> EXERCISE: Return a copy of every line in the data below that contains "structured".

> DATA FOR THE TASK:
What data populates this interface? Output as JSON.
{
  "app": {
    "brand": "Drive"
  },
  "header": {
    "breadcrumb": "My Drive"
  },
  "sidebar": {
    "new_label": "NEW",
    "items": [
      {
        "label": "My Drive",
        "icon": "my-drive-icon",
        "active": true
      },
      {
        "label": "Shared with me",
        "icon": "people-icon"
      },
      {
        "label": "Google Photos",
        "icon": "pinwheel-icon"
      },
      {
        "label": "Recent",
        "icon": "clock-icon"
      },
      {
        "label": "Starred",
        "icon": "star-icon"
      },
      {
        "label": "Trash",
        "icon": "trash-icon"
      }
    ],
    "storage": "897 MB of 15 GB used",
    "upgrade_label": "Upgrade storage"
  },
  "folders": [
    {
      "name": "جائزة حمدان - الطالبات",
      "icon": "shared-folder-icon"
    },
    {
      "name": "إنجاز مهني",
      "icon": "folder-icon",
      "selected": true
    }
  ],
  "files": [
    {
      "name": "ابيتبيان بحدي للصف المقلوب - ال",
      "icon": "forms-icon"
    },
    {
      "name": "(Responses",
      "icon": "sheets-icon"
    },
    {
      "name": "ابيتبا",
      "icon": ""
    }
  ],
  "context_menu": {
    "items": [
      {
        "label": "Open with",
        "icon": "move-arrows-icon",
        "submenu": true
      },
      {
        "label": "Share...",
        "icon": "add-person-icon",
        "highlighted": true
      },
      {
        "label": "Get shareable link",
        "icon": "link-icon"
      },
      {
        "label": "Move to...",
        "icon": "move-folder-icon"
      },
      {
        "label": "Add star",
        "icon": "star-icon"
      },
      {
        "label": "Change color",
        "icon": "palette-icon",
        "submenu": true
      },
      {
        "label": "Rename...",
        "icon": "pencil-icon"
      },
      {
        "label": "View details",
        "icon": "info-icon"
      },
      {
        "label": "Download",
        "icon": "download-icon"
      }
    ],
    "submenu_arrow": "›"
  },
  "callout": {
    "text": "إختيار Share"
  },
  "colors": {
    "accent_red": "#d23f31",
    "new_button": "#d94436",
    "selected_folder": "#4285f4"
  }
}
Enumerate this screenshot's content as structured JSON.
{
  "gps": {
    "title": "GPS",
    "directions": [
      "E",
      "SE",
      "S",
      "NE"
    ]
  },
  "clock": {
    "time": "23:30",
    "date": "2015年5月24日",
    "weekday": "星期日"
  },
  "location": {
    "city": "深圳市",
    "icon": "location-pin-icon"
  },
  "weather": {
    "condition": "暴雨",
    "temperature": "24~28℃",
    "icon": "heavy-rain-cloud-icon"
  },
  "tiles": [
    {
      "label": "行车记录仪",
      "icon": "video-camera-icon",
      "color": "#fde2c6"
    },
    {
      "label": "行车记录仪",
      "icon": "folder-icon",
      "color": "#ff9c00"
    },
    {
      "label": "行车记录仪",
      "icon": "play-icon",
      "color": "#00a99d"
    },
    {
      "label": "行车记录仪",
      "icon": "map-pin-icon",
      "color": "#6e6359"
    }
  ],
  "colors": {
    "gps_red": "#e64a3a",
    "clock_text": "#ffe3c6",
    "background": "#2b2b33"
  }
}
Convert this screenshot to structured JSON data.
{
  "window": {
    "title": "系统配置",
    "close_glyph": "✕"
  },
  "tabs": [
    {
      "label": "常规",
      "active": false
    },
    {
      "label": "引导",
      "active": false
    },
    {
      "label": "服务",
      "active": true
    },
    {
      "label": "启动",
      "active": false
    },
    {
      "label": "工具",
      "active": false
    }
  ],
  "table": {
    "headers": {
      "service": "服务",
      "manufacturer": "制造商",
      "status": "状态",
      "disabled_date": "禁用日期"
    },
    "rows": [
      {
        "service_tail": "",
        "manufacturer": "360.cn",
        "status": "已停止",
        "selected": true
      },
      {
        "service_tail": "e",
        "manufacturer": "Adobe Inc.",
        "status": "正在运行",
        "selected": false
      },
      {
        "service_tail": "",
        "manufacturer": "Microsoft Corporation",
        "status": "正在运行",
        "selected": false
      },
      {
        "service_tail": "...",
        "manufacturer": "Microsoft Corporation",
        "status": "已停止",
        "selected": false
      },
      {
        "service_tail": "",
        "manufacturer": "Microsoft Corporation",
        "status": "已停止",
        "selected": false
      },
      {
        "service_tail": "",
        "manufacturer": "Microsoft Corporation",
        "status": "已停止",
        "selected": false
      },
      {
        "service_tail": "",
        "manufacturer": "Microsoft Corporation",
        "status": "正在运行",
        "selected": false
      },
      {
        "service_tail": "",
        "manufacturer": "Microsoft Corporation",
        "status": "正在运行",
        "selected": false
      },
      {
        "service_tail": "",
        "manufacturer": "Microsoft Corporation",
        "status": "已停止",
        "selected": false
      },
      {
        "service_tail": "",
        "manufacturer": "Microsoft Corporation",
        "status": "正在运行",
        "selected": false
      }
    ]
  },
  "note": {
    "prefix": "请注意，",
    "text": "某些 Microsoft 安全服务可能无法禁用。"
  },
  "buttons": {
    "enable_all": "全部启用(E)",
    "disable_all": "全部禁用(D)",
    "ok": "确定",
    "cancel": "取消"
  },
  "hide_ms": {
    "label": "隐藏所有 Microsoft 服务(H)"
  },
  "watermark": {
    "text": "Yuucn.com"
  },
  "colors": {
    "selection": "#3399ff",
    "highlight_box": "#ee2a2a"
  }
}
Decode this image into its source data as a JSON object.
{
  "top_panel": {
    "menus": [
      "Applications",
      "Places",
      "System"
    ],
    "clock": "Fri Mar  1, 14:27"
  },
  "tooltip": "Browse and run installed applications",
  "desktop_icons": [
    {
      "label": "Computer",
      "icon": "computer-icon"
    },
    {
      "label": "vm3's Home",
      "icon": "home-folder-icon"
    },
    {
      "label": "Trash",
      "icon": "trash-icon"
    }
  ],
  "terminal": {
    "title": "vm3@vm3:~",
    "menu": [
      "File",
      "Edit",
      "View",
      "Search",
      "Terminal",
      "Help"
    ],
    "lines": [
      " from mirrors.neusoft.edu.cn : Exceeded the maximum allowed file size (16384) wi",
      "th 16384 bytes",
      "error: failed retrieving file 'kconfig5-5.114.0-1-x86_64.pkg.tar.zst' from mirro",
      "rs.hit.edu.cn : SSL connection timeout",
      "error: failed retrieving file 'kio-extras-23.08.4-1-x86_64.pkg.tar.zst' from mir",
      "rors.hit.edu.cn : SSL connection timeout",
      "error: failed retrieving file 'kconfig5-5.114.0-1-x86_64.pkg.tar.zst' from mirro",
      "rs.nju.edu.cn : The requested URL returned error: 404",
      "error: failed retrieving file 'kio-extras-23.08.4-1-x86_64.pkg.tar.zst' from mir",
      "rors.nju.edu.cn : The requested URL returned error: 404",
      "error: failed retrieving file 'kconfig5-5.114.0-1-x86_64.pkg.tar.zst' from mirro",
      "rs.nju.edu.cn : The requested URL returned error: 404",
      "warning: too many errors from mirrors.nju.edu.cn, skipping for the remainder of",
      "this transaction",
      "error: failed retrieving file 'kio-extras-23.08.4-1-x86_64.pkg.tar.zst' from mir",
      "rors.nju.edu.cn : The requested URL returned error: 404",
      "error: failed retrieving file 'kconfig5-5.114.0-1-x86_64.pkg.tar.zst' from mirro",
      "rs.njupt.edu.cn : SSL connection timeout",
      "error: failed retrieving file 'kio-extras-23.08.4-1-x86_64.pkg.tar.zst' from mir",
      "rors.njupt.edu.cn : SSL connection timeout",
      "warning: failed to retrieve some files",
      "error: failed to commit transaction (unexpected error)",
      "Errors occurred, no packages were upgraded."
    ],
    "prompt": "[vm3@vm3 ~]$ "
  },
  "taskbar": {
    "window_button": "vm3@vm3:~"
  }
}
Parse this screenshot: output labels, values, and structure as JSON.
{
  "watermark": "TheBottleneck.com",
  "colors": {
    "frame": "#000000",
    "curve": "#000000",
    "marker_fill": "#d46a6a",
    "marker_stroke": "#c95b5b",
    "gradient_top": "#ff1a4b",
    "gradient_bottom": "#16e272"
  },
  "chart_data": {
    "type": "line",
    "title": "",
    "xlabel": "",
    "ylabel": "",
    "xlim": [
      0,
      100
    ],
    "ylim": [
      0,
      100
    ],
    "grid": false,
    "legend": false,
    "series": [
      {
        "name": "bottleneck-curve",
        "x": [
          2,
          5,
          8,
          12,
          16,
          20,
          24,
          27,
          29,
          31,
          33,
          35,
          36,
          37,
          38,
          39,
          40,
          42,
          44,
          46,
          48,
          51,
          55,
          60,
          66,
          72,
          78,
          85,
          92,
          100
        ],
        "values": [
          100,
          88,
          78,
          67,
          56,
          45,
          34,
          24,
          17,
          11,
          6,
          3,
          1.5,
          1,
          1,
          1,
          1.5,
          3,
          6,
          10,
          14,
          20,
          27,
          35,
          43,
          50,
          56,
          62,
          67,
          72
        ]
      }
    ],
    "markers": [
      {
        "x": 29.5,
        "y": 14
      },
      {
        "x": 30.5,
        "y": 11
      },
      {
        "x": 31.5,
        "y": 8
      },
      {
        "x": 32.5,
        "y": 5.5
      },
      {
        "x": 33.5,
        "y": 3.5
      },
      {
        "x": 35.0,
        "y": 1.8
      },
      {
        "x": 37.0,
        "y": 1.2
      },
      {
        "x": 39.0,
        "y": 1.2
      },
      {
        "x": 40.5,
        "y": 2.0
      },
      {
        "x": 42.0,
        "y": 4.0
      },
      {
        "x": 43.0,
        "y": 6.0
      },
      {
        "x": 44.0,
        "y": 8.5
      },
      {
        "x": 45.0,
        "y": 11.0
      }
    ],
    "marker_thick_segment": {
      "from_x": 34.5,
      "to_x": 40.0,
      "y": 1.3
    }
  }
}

> RESPONSE BOX:
Enumerate this screenshot's content as structured JSON.
Convert this screenshot to structured JSON data.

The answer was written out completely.